Excess stress will command the body to make excessive cortisol to fight the stress. The adrenals are then forced to figure out a way to deliver the needed stress hormones. The body will often usurp hormones like progesterone and testosterone to make the needed cortisol, leaving the reproductive hormones depleted. (12-14)
Once the progesterone and testosterone are depleted, this often leaves what the body perceives as an elevated estrogen level. This sometimes (but not always) allows women to get pregnant, but without adequate progesterone, as in my wife’s case, there is not enough progesterone needed to maintain the pregnancy. I often see women who are trying to get pregnant are also complaining of a depleted or lack of sex drive. This can also be due to a lack of testosterone that may have been caused by excess stress, and the testosterone being used to support cortisol production. (15)

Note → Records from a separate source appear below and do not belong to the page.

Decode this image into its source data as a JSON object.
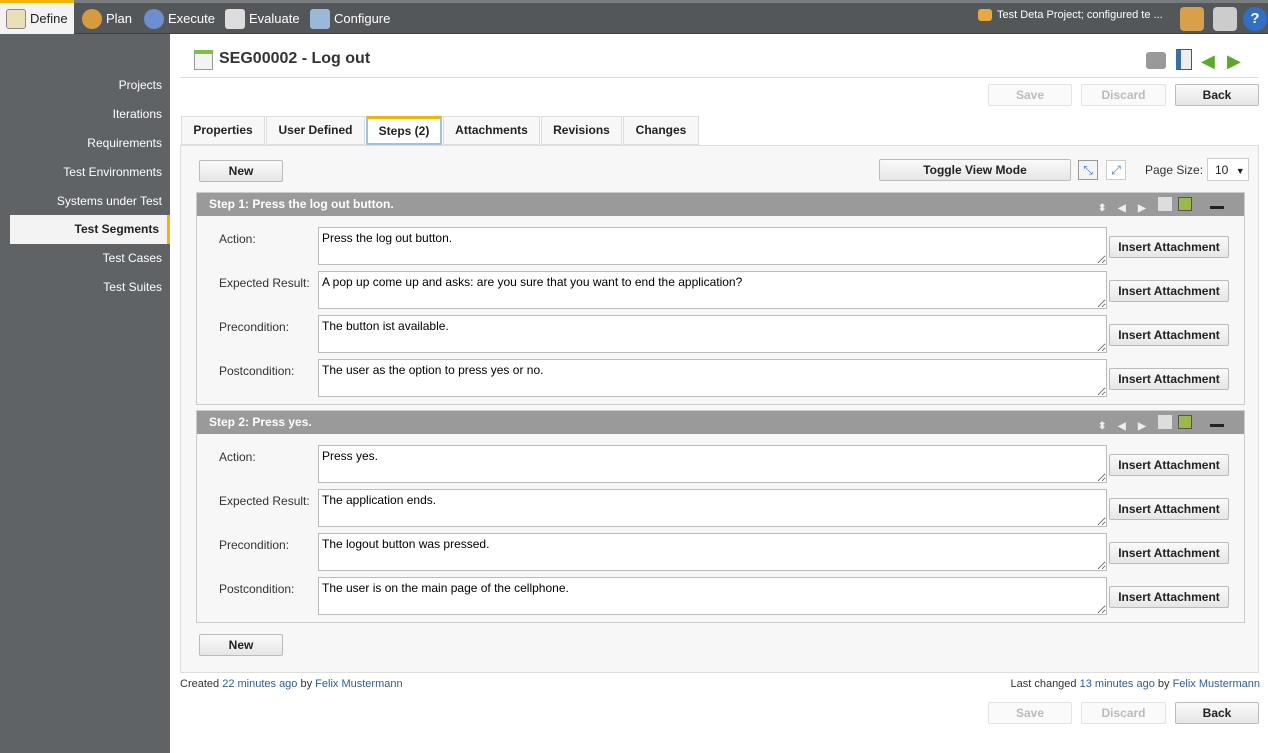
{
  "topnav": {
    "items": [
      {
        "label": "Define",
        "icon": "notepad-pencil-icon"
      },
      {
        "label": "Plan",
        "icon": "people-icon"
      },
      {
        "label": "Execute",
        "icon": "gear-icon"
      },
      {
        "label": "Evaluate",
        "icon": "report-chart-icon"
      },
      {
        "label": "Configure",
        "icon": "tools-icon"
      }
    ],
    "project": "Test Deta Project; configured te ..."
  },
  "sidebar": {
    "items": [
      "Projects",
      "Iterations",
      "Requirements",
      "Test Environments",
      "Systems under Test",
      "Test Segments",
      "Test Cases",
      "Test Suites"
    ],
    "active": "Test Segments"
  },
  "page": {
    "title": "SEG00002 - Log out"
  },
  "buttons": {
    "save": "Save",
    "discard": "Discard",
    "back": "Back",
    "new": "New",
    "toggle": "Toggle View Mode",
    "insert": "Insert Attachment"
  },
  "tabs": [
    "Properties",
    "User Defined",
    "Steps (2)",
    "Attachments",
    "Revisions",
    "Changes"
  ],
  "page_size": {
    "label": "Page Size:",
    "value": "10"
  },
  "labels": {
    "action": "Action:",
    "expected": "Expected Result:",
    "pre": "Precondition:",
    "post": "Postcondition:"
  },
  "steps": [
    {
      "title": "Step 1: Press the log out button.",
      "action": "Press the log out button.",
      "expected": "A pop up come up and asks: are you sure that you want to end the application?",
      "pre": "The button ist available.",
      "post": "The user as the option to press yes or no."
    },
    {
      "title": "Step 2: Press yes.",
      "action": "Press yes.",
      "expected": "The application ends.",
      "pre": "The logout button was pressed.",
      "post": "The user is on the main page of the cellphone."
    }
  ],
  "footer": {
    "created_prefix": "Created",
    "created_time": "22 minutes ago",
    "by": "by",
    "created_user": "Felix Mustermann",
    "changed_prefix": "Last changed",
    "changed_time": "13 minutes ago",
    "changed_user": "Felix Mustermann"
  },
  "colors": {
    "accent": "#f5b400",
    "topbar": "#54575a",
    "sidebar": "#5f6366",
    "step_header": "#9a9a9a",
    "link": "#2a5ca8"
  }
}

In my wife’s case, to prepare her for her next pregnancy, I gave her a powerful ojas-rebuilding plan, which included two ojas-building and reproductive-supporting herbs, shatavari – which is often translated as “she who possesses 100 husbands” based on the many ways it supports the female reproductive system – and ashwagandha, which is often translated as the “strength of ten horses” for its deeply nourishing and stabilizing capacities. I also gave her LifeSpa’s Ojas Nightly Tonic in warm milk twice a day, which includes organic dates, organic almond meal, organic coconut, cardamom, organic ashwagandha, organic shatavari, organic turmeric, saffron, and rosemary extract for freshness. We added ghee and raw honey to her tonic for a nourishing, delicious, and ojas-building drink.
We also used a topical progesterone cream from the health food store as directed, and without any complications, totally against every doctor’s advice to attempt more children, my wife carried and delivered our fifth and then our sixth beautiful baby. The sixth was our second breach baby, and my wife delivered her at home at 43 years old. She is a superhero!

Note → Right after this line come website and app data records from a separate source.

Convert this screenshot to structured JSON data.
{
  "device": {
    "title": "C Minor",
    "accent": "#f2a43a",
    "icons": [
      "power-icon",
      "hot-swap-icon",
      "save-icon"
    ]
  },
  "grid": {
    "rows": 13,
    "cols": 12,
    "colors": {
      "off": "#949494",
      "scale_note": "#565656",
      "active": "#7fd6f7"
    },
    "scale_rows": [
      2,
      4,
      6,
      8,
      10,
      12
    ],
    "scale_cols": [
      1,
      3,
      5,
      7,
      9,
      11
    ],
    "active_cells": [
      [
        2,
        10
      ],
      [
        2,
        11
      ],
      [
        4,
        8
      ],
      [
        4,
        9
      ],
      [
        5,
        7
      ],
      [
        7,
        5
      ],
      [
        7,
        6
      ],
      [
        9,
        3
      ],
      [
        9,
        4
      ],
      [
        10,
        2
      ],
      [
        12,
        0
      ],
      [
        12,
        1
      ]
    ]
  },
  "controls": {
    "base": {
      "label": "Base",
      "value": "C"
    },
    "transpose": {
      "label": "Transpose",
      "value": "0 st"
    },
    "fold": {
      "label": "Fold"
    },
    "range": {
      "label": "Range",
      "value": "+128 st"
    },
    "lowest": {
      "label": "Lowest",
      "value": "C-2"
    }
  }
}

How have excessive, exhaustive stress levels played a role in your health and life? How did you balance the situation?
It’s best to take shatavari and ashwagandha prior to getting pregnant in preparation for a healthy pregnancy. I do not advise to take any herbs or supplements during pregnancy unless under the guidance of your doctor.